Atlas of Places is a public educational collection of Academia, Architecture, Cartography, Cinema, Essays, Painting, Photography and Research. Its objective is to question the meaning of places. It is curated according to continuously evolving philosophical, social and cultural beliefs. This is merely an occasional collection. Some works date from 1230, some from the recent past, some from the present. They have this characteristic in common that they are outlooks, in the truest sense of the word. In them will be found little more than the intention of clarifying a few ideas that might really be called political if that fine word, so attractive and exciting to the mind, did not arouse today so many great scruples and great repugnance.
Atlas of Places simply wishes to make a little clearer to itself the notions that it has received from others or that, like others, it has formed for itself — notions that everyone uses for thinking about human groups, their relations and difficulties with one another. The effort to clarify such matters is assuredly not the business of those men who practice or mix in them. This collection is the work of an amateur.
Atlas of Places is dedicated to those persons who have no system and belong to no party and are therefore still free to doubt whatever is doubtful and to maintain what is not.
Atlas of Places is curated day by day, the works shared do not pretend to show any organic development: the link between them is rather one of insistence and repetition. For while one doesn’t know whether things which are repeated are pleasing, one’s belief is that they are significant. And what is sought throughout this collection are significant features.

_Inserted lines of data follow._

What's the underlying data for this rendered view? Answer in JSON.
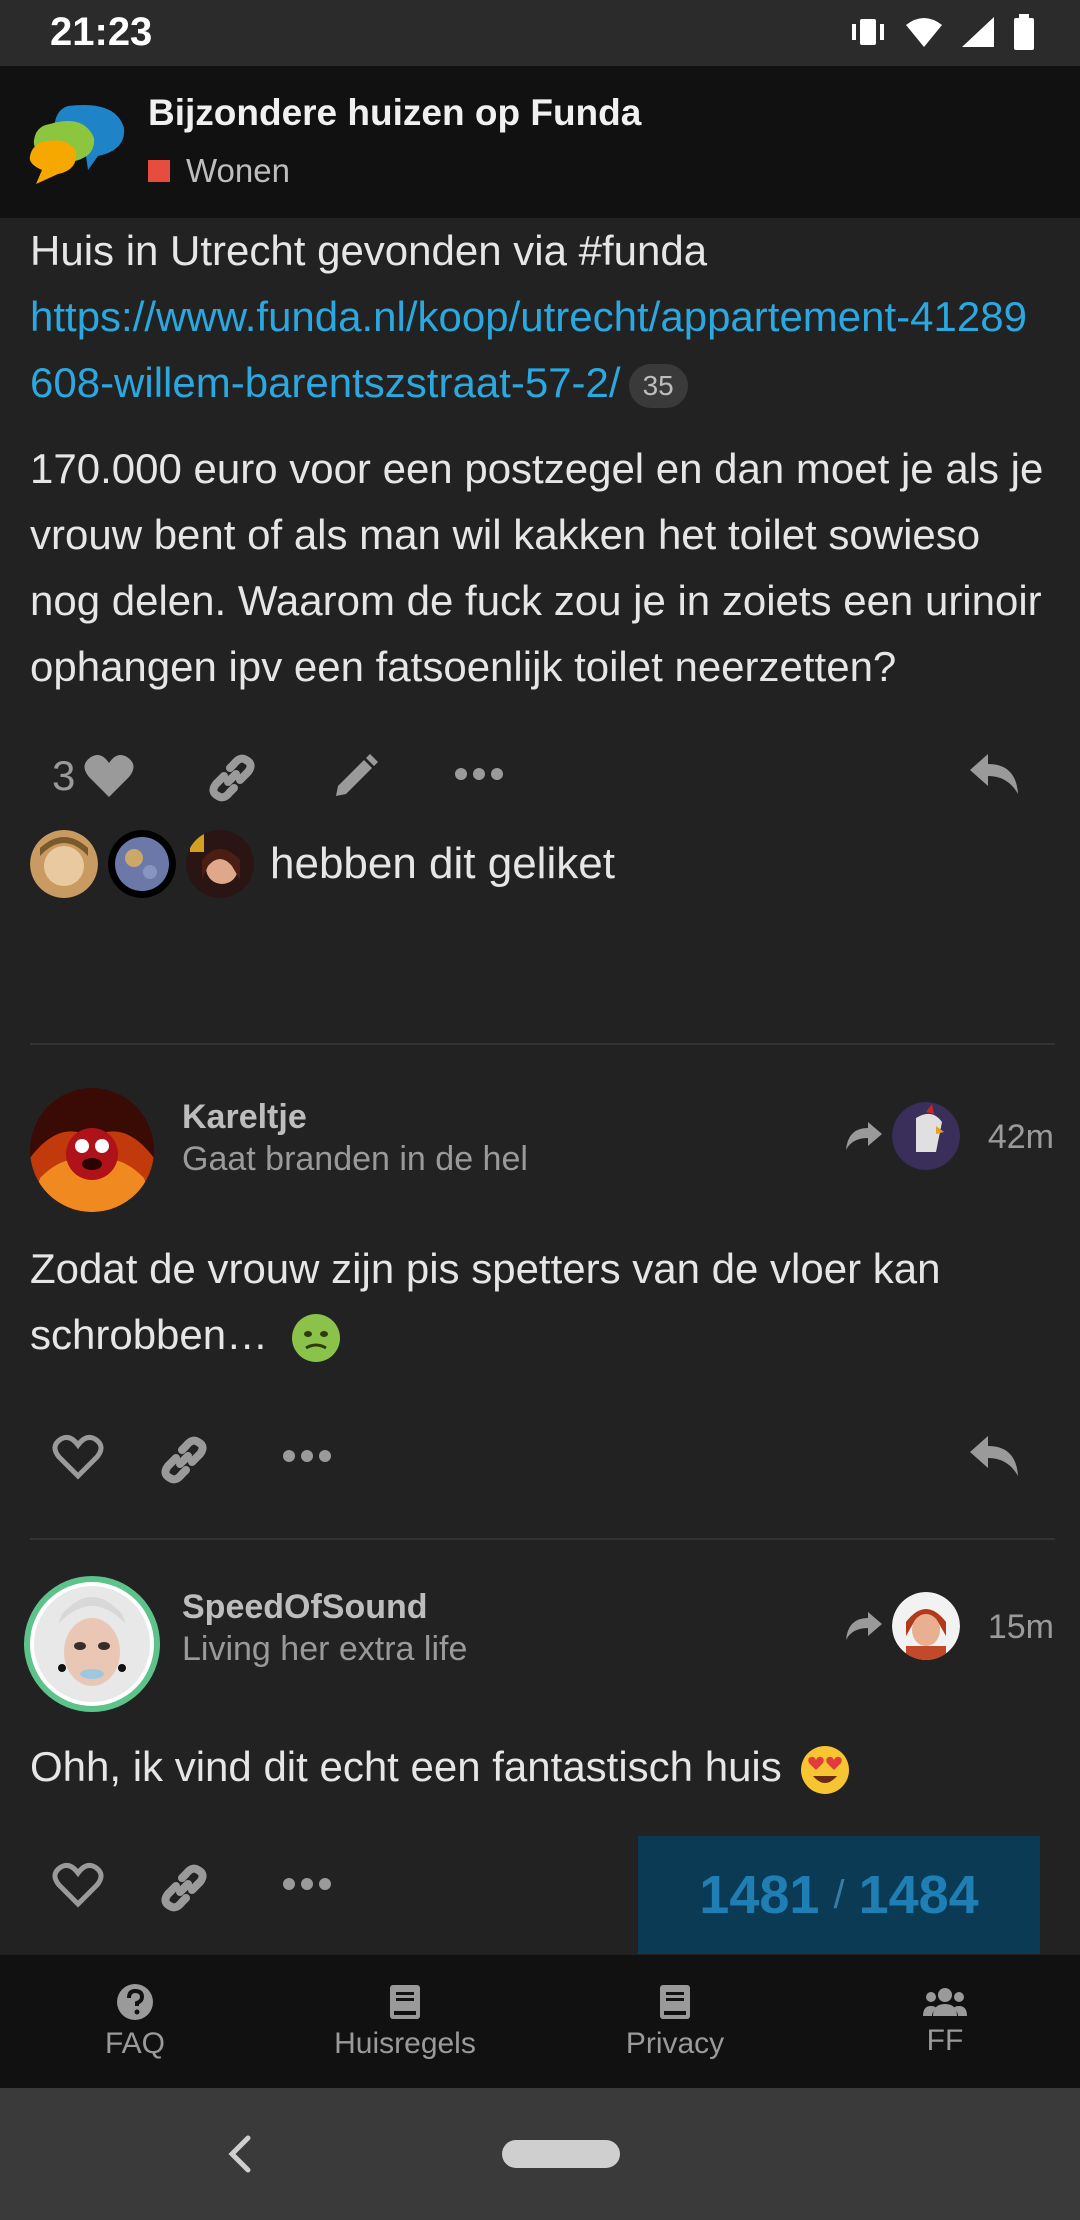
{
  "status_bar": {
    "time": "21:23"
  },
  "topic": {
    "title": "Bijzondere huizen op Funda",
    "category": "Wonen",
    "category_color": "#e74c3c"
  },
  "first_post": {
    "intro": "Huis in Utrecht gevonden via #funda",
    "link": "https://www.funda.nl/koop/utrecht/appartement-41289608-willem-barentszstraat-57-2/",
    "link_clicks": "35",
    "body": "170.000 euro voor een postzegel en dan moet je als je vrouw bent of als man wil kakken het toilet sowieso nog delen. Waarom de fuck zou je in zoiets een urinoir ophangen ipv een fatsoenlijk toilet neerzetten?",
    "like_count": "3",
    "liked_text": "hebben dit geliket"
  },
  "posts": [
    {
      "username": "Kareltje",
      "user_title": "Gaat branden in de hel",
      "age": "42m",
      "body": "Zodat de vrouw zijn pis spetters van de vloer kan schrobben…",
      "emoji": "nauseated-face-emoji"
    },
    {
      "username": "SpeedOfSound",
      "user_title": "Living her extra life",
      "age": "15m",
      "body": "Ohh, ik vind dit echt een fantastisch huis",
      "emoji": "heart-eyes-emoji"
    }
  ],
  "progress": {
    "current": "1481",
    "separator": "/",
    "total": "1484"
  },
  "footer": {
    "items": [
      {
        "label": "FAQ",
        "icon": "question-icon"
      },
      {
        "label": "Huisregels",
        "icon": "book-icon"
      },
      {
        "label": "Privacy",
        "icon": "book-icon"
      },
      {
        "label": "FF",
        "icon": "users-icon"
      }
    ]
  },
  "colors": {
    "accent": "#2aa8df",
    "background": "#222222",
    "header": "#111111"
  }
}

Atlas of Places produces cartography, satellite imagery and orthoimagery for exhibitions, editorial projects and various other mediums. This continuous production appears in the Research collection. If you wish to collaborate, please scroll down to the “Collaboration” section below.

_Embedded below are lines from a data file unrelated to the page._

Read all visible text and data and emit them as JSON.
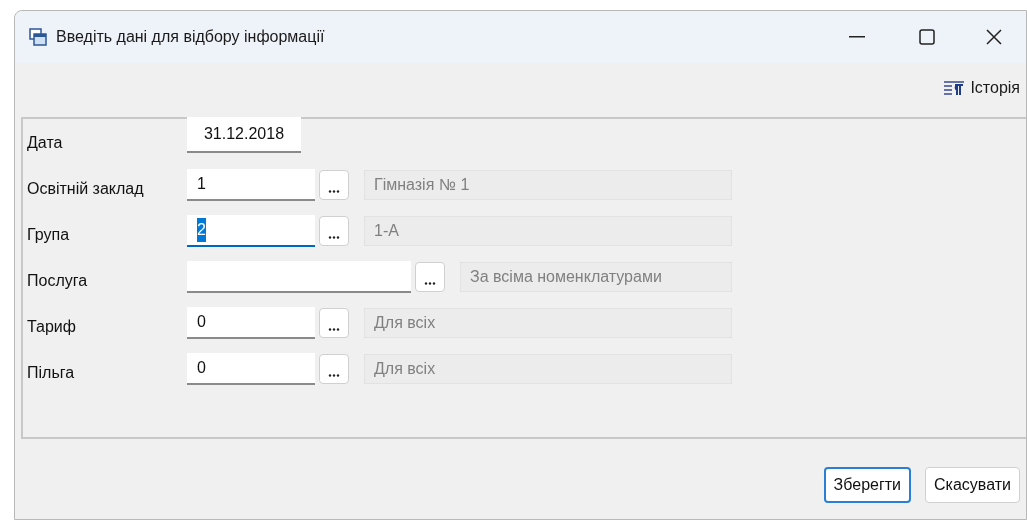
{
  "window": {
    "title": "Введіть дані для відбору інформації"
  },
  "toolbar": {
    "history_button": "Історія"
  },
  "fields": [
    {
      "kind": "date",
      "label": "Дата",
      "value": "31.12.2018",
      "focused": false
    },
    {
      "kind": "lookup",
      "label": "Освітній заклад",
      "value": "1",
      "focused": false,
      "display": "Гімназія № 1"
    },
    {
      "kind": "lookup",
      "label": "Група",
      "value": "2",
      "focused": true,
      "display": "1-А"
    },
    {
      "kind": "lookup_wide",
      "label": "Послуга",
      "focused": false,
      "display": "За всіма номенклатурами"
    },
    {
      "kind": "lookup",
      "label": "Тариф",
      "value": "0",
      "focused": false,
      "display": "Для всіх"
    },
    {
      "kind": "lookup",
      "label": "Пільга",
      "value": "0",
      "focused": false,
      "display": "Для всіх"
    }
  ],
  "buttons": [
    {
      "label": "Зберегти",
      "default": true
    },
    {
      "label": "Скасувати",
      "default": false
    }
  ]
}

Atlas of Places originated in the Pyrénées-Orientales during the summer of 2015 and is edited by Thomas Paturet.